In an editorial today criticizing the most recent Obama team announcement on bank recovery policy, the Wall Street Journal editorial board claimed it has supported bank restructuring for 2 years:
"The sounder strategy -- and the one we've recommended for two years -- is to address systemic financial problems the old-fashioned way: bank by bank, through the Federal Deposit Insurance Corp. and a resolution agency with the capacity to hold troubled assets and work them off over time. If the stress tests reveal that some of our largest institutions are insolvent or nearly so, it's then time to seize the bank, sell off assets and recapitalize the remainder. (Meanwhile, the healthier institutions would get a vote of confidence and could attract new private capital.)"
So the question must be raised: where on earth is the Obama administration getting its advice on bank policy at this point, and how is it continuing to justify its staunch opposition to swift nationalization? Even the Congressional Oversight Committee, in its latest April report, supports restructuring or liquidation of the banks. Geithners and Summers aren't stupid (although one begins to wonder) -- so the only plausible answer is politics.
Perhaps this all be part of a larger trend, captured by a recent memo in the NYT, "Despite Major Plans, Obama Taking Softer Stands"?
President Obama is well known for bold proposals that have raised expectations, but his administration has shown a tendency for compromise and caution, and even a willingness to capitulate on some early initiatives...
"The thing we still don't know about him is what he is willing to fight for," said Leonard Burman, an economist at the Urban Institute and a Treasury Department official in the Clinton administration. "The thing I worry about is that he likes giving good speeches, he likes the adulation and he likes to make people happy." So far, he said, "It's hard to think of a place where he's taken a really hard position."

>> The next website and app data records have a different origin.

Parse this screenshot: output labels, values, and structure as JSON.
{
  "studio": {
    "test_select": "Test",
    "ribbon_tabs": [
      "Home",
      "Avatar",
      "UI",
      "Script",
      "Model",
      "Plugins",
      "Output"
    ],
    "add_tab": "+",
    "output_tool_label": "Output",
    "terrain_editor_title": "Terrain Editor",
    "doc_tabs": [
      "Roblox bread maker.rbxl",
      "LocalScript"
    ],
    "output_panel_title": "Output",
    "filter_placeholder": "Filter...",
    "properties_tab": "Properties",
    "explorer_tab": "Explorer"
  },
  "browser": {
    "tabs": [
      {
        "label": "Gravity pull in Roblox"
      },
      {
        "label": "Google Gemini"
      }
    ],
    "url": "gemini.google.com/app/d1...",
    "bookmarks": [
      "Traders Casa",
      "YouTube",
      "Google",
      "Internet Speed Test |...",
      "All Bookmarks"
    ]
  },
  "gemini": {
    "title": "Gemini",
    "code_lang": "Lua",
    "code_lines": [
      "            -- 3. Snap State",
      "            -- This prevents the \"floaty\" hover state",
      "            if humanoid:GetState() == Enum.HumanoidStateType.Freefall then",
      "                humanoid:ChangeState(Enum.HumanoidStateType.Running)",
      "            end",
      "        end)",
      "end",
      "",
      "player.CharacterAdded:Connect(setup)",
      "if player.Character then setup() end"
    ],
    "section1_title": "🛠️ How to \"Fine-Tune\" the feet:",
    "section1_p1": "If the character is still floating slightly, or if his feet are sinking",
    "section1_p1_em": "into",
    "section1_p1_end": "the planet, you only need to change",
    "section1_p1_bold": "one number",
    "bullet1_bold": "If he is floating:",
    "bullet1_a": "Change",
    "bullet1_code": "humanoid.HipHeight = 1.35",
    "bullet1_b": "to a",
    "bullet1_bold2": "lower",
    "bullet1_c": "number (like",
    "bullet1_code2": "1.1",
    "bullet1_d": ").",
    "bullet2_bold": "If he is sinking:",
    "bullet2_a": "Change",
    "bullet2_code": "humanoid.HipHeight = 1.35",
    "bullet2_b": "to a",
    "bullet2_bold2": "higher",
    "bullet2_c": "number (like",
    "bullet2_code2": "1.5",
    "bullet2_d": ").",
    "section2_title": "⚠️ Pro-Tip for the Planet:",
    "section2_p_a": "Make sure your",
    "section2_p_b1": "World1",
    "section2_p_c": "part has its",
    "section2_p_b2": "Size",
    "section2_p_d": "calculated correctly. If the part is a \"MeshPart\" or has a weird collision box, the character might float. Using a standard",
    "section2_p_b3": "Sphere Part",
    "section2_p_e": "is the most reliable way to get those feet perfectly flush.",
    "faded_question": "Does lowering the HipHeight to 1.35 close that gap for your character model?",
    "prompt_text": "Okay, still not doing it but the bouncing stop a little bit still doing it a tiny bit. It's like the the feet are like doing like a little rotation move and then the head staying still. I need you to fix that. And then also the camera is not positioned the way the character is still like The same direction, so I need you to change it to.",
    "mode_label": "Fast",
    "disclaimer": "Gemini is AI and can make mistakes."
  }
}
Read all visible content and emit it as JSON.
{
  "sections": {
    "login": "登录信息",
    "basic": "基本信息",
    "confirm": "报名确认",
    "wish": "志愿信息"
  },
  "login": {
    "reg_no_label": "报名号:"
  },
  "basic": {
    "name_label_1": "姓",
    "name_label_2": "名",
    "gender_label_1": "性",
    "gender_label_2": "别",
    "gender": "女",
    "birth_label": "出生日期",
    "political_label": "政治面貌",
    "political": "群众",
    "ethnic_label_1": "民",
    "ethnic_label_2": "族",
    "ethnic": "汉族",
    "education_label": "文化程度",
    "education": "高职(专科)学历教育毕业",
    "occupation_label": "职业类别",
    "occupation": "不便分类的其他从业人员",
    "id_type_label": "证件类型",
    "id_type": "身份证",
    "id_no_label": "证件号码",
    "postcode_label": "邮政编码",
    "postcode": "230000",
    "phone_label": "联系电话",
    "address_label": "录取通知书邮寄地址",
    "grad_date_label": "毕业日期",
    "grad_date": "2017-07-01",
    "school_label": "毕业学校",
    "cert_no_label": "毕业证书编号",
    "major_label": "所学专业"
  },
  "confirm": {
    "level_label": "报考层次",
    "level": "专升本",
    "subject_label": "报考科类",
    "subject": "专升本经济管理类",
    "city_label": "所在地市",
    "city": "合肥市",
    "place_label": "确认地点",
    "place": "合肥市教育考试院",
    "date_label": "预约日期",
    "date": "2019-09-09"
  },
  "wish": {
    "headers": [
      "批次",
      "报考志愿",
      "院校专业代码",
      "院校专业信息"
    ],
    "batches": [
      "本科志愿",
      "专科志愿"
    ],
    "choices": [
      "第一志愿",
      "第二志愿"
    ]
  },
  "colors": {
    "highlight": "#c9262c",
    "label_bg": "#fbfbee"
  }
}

Can Obama simply not stand up to the political pressure from bankers pushing against bank restructuring? That's what former chief IMF economist Simon Johnson recently argued in his seminal Atlantic piece, "The Quiet Coup." Or is it largely an ideological problem, particularly with Geithners and Summers?

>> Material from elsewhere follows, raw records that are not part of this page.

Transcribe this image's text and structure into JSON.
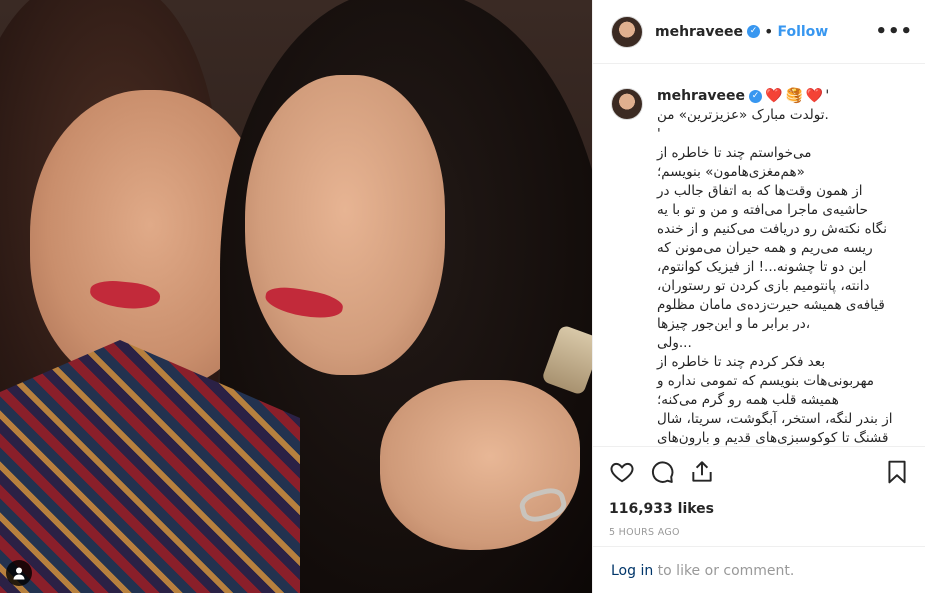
{
  "post": {
    "username": "mehraveee",
    "follow_label": "Follow",
    "more_label": "•••",
    "caption_prefix": "'",
    "caption_emojis": [
      "❤️",
      "🥞",
      "❤️"
    ],
    "caption_text": ".تولدت مبارک «عزیزترین» من\n'\nمی‌خواستم چند تا خاطره از\n«هم‌مغزی‌هامون» بنویسم؛\nاز همون وقت‌ها که به اتفاق جالب در\nحاشیه‌ی ماجرا می‌افته و من و تو با یه\nنگاه نکته‌ش رو دریافت می‌کنیم و از خنده\nریسه می‌ریم و همه حیران می‌مونن که\nاین دو تا چشونه...! از فیزیک کوانتوم،\nدانته، پانتومیم بازی کردن تو رستوران،\nقیافه‌ی همیشه حیرت‌زده‌ی مامان مظلوم\n،در برابر ما و این‌جور چیزها\n...ولی\nبعد فکر کردم چند تا خاطره از\nمهربونی‌هات بنویسم که تمومی نداره و\nهمیشه قلب همه رو گرم می‌کنه؛\nاز بندر لنگه، استخر، آبگوشت، سریتا، شال\nقشنگ تا کوکوسبزی‌های قدیم و بارون‌های\nشمال و کوه‌ها و ...",
    "likes": "116,933 likes",
    "time": "5 HOURS AGO",
    "login_link": "Log in",
    "login_rest": " to like or comment."
  },
  "icons": [
    "heart-icon",
    "comment-icon",
    "share-icon",
    "bookmark-icon",
    "verified-icon",
    "user-tag-icon"
  ],
  "colors": {
    "accent": "#3897f0",
    "text": "#262626",
    "muted": "#999999",
    "link": "#003569"
  }
}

Nothing is yet certain, but what's clear is that Obama is performing very weakly on this issue, and unless his administration's performance improves soon, it could become the Achilles heal of his legacy. As Robert Kuttner, author of the best-seller "Obama's Challenge" and major Obama supporter, recently concluded an op-ed:

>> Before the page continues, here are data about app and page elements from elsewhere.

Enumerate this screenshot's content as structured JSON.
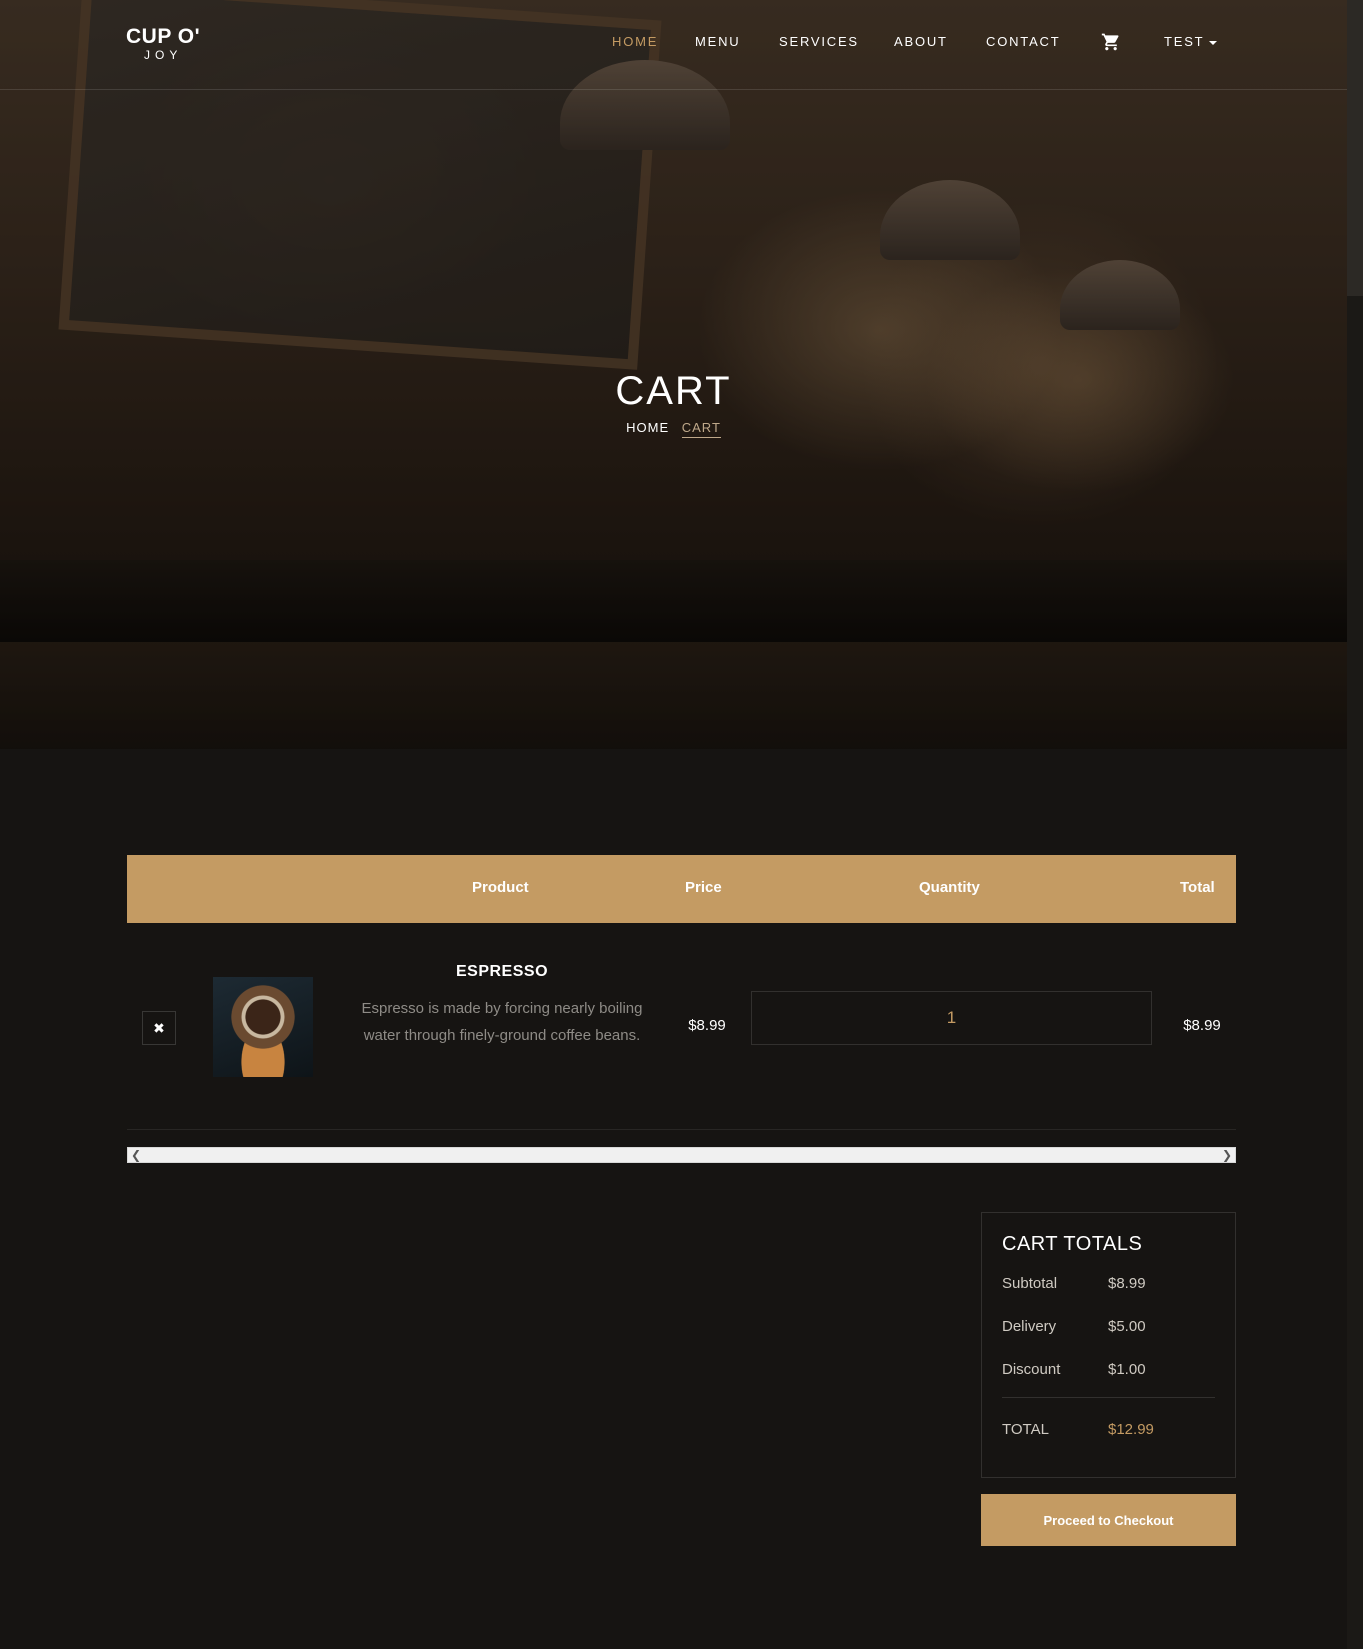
{
  "brand": {
    "line1": "CUP O'",
    "line2": "JOY"
  },
  "nav": {
    "items": [
      {
        "label": "HOME",
        "active": true
      },
      {
        "label": "MENU"
      },
      {
        "label": "SERVICES"
      },
      {
        "label": "ABOUT"
      },
      {
        "label": "CONTACT"
      }
    ],
    "cart_icon": "cart-icon",
    "user_label": "TEST"
  },
  "hero": {
    "title": "CART",
    "breadcrumb_home": "HOME",
    "breadcrumb_current": "CART"
  },
  "table": {
    "headers": [
      "Product",
      "Price",
      "Quantity",
      "Total"
    ],
    "rows": [
      {
        "remove_icon": "close-icon",
        "name": "ESPRESSO",
        "description": "Espresso is made by forcing nearly boiling water through finely-ground coffee beans.",
        "price": "$8.99",
        "quantity": "1",
        "total": "$8.99"
      }
    ]
  },
  "totals": {
    "title": "CART TOTALS",
    "subtotal_label": "Subtotal",
    "subtotal": "$8.99",
    "delivery_label": "Delivery",
    "delivery": "$5.00",
    "discount_label": "Discount",
    "discount": "$1.00",
    "total_label": "TOTAL",
    "total": "$12.99"
  },
  "checkout_label": "Proceed to Checkout",
  "colors": {
    "accent": "#c49b63",
    "background": "#161412"
  }
}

"I fear that these columns have been too polite. They have directed criticisms at Treasury Secretary Tim Geithner and national economic policy chief Larry Summers. Lord knows, they richly deserve the criticism. But let's not kid ourselves. The man they work for is named Barack Obama.
President Obama has promised to run an administration of unprecedented openness. And in some respects, such as the ground rules for spending stimulus funds, he has. But in the most important area of all, the financial rescue, the administration is making trillion dollar decisions relying on the Federal Reserve and a small Wall Street club of advisors, with no transparency or public accountability...
We were promised unprecedented openness. In the most momentous area of policy for getting the economy functioning again for ordinary Americans, we have instead unprecedented secrecy, designed by and for Wall Street. We expected better of Obama."